(Excerpts from an interface dataset)
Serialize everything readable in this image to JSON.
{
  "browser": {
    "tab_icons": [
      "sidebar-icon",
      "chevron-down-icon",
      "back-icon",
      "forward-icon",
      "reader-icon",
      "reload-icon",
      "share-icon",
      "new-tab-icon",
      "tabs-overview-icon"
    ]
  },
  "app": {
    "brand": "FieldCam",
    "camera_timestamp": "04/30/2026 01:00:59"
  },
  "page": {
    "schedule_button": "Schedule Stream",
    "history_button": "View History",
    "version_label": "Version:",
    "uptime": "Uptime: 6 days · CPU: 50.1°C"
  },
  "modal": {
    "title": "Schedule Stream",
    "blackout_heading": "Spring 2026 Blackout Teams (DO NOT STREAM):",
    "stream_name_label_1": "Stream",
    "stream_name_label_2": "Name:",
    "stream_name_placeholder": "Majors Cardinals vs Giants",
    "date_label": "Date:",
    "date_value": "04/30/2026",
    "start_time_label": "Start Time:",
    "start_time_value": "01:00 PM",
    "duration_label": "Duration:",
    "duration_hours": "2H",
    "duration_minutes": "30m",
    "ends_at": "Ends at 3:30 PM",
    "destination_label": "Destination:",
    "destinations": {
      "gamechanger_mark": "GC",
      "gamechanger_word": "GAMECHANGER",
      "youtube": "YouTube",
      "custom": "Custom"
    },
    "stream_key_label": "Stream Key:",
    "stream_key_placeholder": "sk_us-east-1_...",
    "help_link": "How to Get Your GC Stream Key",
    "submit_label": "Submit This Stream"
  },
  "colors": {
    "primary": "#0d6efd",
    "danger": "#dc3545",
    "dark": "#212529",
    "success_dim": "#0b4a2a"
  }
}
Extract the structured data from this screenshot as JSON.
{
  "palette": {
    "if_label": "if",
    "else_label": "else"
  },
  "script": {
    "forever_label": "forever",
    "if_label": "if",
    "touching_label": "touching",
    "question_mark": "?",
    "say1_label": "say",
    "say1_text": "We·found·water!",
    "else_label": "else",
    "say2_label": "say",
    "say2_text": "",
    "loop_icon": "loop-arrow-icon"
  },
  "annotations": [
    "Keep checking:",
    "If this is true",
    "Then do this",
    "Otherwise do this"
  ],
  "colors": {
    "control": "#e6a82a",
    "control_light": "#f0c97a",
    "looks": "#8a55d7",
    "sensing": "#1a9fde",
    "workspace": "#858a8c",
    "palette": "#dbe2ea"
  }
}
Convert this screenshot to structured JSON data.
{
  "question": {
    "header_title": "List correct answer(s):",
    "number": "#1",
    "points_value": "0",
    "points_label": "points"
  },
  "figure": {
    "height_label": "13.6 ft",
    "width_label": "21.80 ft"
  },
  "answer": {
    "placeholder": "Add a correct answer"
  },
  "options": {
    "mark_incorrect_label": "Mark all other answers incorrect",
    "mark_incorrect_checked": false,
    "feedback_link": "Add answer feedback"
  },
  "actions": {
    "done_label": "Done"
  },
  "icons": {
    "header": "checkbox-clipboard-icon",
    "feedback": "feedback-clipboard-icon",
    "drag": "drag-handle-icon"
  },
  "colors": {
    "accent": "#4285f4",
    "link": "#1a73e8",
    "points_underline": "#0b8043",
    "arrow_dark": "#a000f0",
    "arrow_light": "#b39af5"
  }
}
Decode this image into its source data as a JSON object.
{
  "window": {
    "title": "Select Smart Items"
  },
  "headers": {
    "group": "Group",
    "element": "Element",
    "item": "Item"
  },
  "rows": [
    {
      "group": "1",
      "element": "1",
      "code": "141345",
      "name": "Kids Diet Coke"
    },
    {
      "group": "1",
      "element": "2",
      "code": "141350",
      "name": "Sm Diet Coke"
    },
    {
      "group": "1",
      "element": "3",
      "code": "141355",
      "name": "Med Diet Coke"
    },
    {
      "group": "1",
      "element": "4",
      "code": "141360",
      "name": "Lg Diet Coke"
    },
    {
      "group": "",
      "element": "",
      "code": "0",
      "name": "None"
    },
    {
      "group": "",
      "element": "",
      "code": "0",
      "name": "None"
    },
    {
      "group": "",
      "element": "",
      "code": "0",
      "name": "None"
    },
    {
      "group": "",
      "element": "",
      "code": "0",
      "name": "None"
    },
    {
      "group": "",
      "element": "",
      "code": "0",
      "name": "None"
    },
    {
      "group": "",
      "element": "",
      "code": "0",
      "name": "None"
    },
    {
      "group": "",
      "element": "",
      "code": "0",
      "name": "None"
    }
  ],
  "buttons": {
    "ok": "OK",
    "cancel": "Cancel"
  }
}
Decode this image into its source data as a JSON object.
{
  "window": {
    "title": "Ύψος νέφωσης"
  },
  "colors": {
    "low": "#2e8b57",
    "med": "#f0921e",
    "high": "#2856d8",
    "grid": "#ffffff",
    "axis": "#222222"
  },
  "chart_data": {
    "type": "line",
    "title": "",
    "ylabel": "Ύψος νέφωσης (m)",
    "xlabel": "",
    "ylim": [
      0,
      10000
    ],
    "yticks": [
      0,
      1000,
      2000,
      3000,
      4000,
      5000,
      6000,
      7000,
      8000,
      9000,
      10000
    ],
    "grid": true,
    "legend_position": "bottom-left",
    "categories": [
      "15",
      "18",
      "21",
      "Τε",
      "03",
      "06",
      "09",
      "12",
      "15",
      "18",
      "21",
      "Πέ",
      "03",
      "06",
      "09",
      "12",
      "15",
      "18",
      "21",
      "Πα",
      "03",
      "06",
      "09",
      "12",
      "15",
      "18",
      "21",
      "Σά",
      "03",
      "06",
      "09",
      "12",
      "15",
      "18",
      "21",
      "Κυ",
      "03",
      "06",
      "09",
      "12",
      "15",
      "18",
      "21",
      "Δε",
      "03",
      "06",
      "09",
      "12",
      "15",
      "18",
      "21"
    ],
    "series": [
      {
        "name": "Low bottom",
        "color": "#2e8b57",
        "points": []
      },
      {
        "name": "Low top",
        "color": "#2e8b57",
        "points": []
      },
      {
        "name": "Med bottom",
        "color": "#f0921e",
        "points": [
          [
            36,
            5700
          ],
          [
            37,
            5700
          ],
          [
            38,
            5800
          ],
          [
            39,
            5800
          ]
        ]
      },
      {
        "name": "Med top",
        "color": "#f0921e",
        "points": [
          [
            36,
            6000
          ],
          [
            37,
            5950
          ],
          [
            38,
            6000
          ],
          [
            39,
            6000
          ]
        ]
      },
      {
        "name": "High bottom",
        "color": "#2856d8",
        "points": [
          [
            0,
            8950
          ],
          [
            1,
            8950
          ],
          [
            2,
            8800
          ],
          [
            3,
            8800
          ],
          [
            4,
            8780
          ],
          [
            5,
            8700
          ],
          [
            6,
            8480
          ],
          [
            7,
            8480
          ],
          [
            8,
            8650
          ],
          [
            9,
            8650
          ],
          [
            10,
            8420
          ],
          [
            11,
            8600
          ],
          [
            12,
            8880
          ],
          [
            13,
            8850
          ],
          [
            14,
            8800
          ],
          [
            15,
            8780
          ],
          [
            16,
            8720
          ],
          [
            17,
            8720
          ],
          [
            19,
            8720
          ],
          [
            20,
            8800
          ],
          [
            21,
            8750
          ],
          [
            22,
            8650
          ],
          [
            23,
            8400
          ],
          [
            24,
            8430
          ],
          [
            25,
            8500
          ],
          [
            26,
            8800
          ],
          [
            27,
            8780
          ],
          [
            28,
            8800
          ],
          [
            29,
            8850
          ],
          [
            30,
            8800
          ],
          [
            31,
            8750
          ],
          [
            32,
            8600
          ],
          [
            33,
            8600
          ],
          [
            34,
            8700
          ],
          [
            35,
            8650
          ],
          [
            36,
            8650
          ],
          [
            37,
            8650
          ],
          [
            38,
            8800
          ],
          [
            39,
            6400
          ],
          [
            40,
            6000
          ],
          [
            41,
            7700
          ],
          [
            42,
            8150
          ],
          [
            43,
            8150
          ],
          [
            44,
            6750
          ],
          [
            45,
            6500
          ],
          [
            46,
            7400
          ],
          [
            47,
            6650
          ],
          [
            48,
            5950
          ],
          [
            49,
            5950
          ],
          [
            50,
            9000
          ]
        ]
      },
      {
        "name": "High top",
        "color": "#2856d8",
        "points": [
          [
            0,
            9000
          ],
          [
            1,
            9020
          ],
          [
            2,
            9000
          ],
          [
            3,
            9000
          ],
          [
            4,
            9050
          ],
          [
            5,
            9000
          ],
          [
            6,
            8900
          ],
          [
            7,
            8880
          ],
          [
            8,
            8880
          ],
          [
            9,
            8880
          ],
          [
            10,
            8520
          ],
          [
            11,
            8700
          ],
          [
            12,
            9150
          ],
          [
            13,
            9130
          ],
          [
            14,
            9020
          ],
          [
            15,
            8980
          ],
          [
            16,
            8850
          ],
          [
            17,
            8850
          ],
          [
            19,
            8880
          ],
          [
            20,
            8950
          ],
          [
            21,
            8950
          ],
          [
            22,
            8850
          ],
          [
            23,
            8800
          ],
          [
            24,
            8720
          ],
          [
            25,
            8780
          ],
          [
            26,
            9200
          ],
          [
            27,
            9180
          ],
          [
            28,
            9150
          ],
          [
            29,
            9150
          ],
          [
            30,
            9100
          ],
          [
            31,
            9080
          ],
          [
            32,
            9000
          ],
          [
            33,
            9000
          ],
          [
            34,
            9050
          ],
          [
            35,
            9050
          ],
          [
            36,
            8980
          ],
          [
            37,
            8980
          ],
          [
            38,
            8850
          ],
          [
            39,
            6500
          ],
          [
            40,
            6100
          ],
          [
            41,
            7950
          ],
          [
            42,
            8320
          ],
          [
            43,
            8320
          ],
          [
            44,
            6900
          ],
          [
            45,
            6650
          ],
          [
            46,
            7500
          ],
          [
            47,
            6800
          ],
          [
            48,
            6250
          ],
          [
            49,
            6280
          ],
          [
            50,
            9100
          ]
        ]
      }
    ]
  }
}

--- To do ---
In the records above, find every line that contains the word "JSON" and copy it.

--- Answer to this exercise ---
Serialize everything readable in this image to JSON.
Extract the structured data from this screenshot as JSON.
Convert this screenshot to structured JSON data.
Decode this image into its source data as a JSON object.
Decode this image into its source data as a JSON object.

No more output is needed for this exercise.